> Work order
The records below are to be retyped in full, without any alteration.

> Dataset content
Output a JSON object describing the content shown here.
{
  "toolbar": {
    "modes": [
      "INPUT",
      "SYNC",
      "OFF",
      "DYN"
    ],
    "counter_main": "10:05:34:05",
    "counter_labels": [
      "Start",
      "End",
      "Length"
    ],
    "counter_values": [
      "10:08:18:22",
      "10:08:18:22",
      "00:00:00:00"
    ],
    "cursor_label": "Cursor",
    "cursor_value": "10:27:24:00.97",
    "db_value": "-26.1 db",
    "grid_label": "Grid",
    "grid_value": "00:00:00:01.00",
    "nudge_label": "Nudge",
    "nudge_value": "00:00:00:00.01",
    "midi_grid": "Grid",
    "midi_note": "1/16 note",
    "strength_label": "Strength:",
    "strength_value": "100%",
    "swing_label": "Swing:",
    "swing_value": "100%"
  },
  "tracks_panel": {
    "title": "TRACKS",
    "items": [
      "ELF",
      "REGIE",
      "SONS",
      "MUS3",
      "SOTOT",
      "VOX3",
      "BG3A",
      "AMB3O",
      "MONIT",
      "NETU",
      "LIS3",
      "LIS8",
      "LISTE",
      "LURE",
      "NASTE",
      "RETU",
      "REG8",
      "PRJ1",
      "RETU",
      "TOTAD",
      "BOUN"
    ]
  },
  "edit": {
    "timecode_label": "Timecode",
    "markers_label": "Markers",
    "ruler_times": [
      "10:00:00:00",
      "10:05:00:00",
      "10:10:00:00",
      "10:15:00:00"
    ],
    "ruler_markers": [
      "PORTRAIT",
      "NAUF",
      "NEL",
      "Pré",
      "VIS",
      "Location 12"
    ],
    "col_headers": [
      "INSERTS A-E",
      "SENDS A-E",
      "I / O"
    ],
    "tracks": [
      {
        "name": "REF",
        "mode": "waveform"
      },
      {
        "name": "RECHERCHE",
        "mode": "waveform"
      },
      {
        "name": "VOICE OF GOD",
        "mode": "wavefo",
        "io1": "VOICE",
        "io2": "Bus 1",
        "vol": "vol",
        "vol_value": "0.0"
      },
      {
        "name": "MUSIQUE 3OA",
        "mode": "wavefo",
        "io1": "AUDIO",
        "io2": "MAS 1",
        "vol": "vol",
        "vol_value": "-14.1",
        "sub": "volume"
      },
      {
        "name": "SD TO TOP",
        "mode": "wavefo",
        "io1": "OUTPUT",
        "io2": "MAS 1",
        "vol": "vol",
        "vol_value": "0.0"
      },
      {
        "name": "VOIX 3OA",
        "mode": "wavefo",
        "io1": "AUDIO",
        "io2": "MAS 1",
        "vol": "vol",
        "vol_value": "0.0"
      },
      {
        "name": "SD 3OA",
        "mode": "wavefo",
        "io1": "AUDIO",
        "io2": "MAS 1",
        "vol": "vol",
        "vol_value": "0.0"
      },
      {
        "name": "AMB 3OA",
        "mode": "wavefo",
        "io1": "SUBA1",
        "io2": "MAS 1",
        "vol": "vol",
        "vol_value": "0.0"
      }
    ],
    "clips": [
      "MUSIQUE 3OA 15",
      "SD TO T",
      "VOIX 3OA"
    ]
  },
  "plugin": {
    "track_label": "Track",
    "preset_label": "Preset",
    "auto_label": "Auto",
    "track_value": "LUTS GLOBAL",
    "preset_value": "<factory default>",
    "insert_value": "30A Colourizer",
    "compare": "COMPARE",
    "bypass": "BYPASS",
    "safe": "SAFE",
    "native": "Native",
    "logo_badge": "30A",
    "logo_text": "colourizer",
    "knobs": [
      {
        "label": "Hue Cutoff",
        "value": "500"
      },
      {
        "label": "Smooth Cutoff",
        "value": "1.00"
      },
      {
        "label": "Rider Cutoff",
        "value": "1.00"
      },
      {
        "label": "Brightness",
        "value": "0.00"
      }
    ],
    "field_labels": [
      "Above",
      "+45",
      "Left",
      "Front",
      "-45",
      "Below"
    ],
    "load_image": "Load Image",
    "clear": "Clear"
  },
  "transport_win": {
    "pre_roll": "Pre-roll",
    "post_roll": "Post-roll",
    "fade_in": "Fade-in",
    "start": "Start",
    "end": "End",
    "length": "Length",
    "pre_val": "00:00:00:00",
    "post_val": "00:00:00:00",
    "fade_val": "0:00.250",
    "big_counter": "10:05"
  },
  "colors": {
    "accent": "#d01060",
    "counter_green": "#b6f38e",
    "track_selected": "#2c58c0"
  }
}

> Written answer
Output a JSON object describing the content shown here.
{
  "toolbar": {
    "modes": [
      "INPUT",
      "SYNC",
      "OFF",
      "DYN"
    ],
    "counter_main": "10:05:34:05",
    "counter_labels": [
      "Start",
      "End",
      "Length"
    ],
    "counter_values": [
      "10:08:18:22",
      "10:08:18:22",
      "00:00:00:00"
    ],
    "cursor_label": "Cursor",
    "cursor_value": "10:27:24:00.97",
    "db_value": "-26.1 db",
    "grid_label": "Grid",
    "grid_value": "00:00:00:01.00",
    "nudge_label": "Nudge",
    "nudge_value": "00:00:00:00.01",
    "midi_grid": "Grid",
    "midi_note": "1/16 note",
    "strength_label": "Strength:",
    "strength_value": "100%",
    "swing_label": "Swing:",
    "swing_value": "100%"
  },
  "tracks_panel": {
    "title": "TRACKS",
    "items": [
      "ELF",
      "REGIE",
      "SONS",
      "MUS3",
      "SOTOT",
      "VOX3",
      "BG3A",
      "AMB3O",
      "MONIT",
      "NETU",
      "LIS3",
      "LIS8",
      "LISTE",
      "LURE",
      "NASTE",
      "RETU",
      "REG8",
      "PRJ1",
      "RETU",
      "TOTAD",
      "BOUN"
    ]
  },
  "edit": {
    "timecode_label": "Timecode",
    "markers_label": "Markers",
    "ruler_times": [
      "10:00:00:00",
      "10:05:00:00",
      "10:10:00:00",
      "10:15:00:00"
    ],
    "ruler_markers": [
      "PORTRAIT",
      "NAUF",
      "NEL",
      "Pré",
      "VIS",
      "Location 12"
    ],
    "col_headers": [
      "INSERTS A-E",
      "SENDS A-E",
      "I / O"
    ],
    "tracks": [
      {
        "name": "REF",
        "mode": "waveform"
      },
      {
        "name": "RECHERCHE",
        "mode": "waveform"
      },
      {
        "name": "VOICE OF GOD",
        "mode": "wavefo",
        "io1": "VOICE",
        "io2": "Bus 1",
        "vol": "vol",
        "vol_value": "0.0"
      },
      {
        "name": "MUSIQUE 3OA",
        "mode": "wavefo",
        "io1": "AUDIO",
        "io2": "MAS 1",
        "vol": "vol",
        "vol_value": "-14.1",
        "sub": "volume"
      },
      {
        "name": "SD TO TOP",
        "mode": "wavefo",
        "io1": "OUTPUT",
        "io2": "MAS 1",
        "vol": "vol",
        "vol_value": "0.0"
      },
      {
        "name": "VOIX 3OA",
        "mode": "wavefo",
        "io1": "AUDIO",
        "io2": "MAS 1",
        "vol": "vol",
        "vol_value": "0.0"
      },
      {
        "name": "SD 3OA",
        "mode": "wavefo",
        "io1": "AUDIO",
        "io2": "MAS 1",
        "vol": "vol",
        "vol_value": "0.0"
      },
      {
        "name": "AMB 3OA",
        "mode": "wavefo",
        "io1": "SUBA1",
        "io2": "MAS 1",
        "vol": "vol",
        "vol_value": "0.0"
      }
    ],
    "clips": [
      "MUSIQUE 3OA 15",
      "SD TO T",
      "VOIX 3OA"
    ]
  },
  "plugin": {
    "track_label": "Track",
    "preset_label": "Preset",
    "auto_label": "Auto",
    "track_value": "LUTS GLOBAL",
    "preset_value": "<factory default>",
    "insert_value": "30A Colourizer",
    "compare": "COMPARE",
    "bypass": "BYPASS",
    "safe": "SAFE",
    "native": "Native",
    "logo_badge": "30A",
    "logo_text": "colourizer",
    "knobs": [
      {
        "label": "Hue Cutoff",
        "value": "500"
      },
      {
        "label": "Smooth Cutoff",
        "value": "1.00"
      },
      {
        "label": "Rider Cutoff",
        "value": "1.00"
      },
      {
        "label": "Brightness",
        "value": "0.00"
      }
    ],
    "field_labels": [
      "Above",
      "+45",
      "Left",
      "Front",
      "-45",
      "Below"
    ],
    "load_image": "Load Image",
    "clear": "Clear"
  },
  "transport_win": {
    "pre_roll": "Pre-roll",
    "post_roll": "Post-roll",
    "fade_in": "Fade-in",
    "start": "Start",
    "end": "End",
    "length": "Length",
    "pre_val": "00:00:00:00",
    "post_val": "00:00:00:00",
    "fade_val": "0:00.250",
    "big_counter": "10:05"
  },
  "colors": {
    "accent": "#d01060",
    "counter_green": "#b6f38e",
    "track_selected": "#2c58c0"
  }
}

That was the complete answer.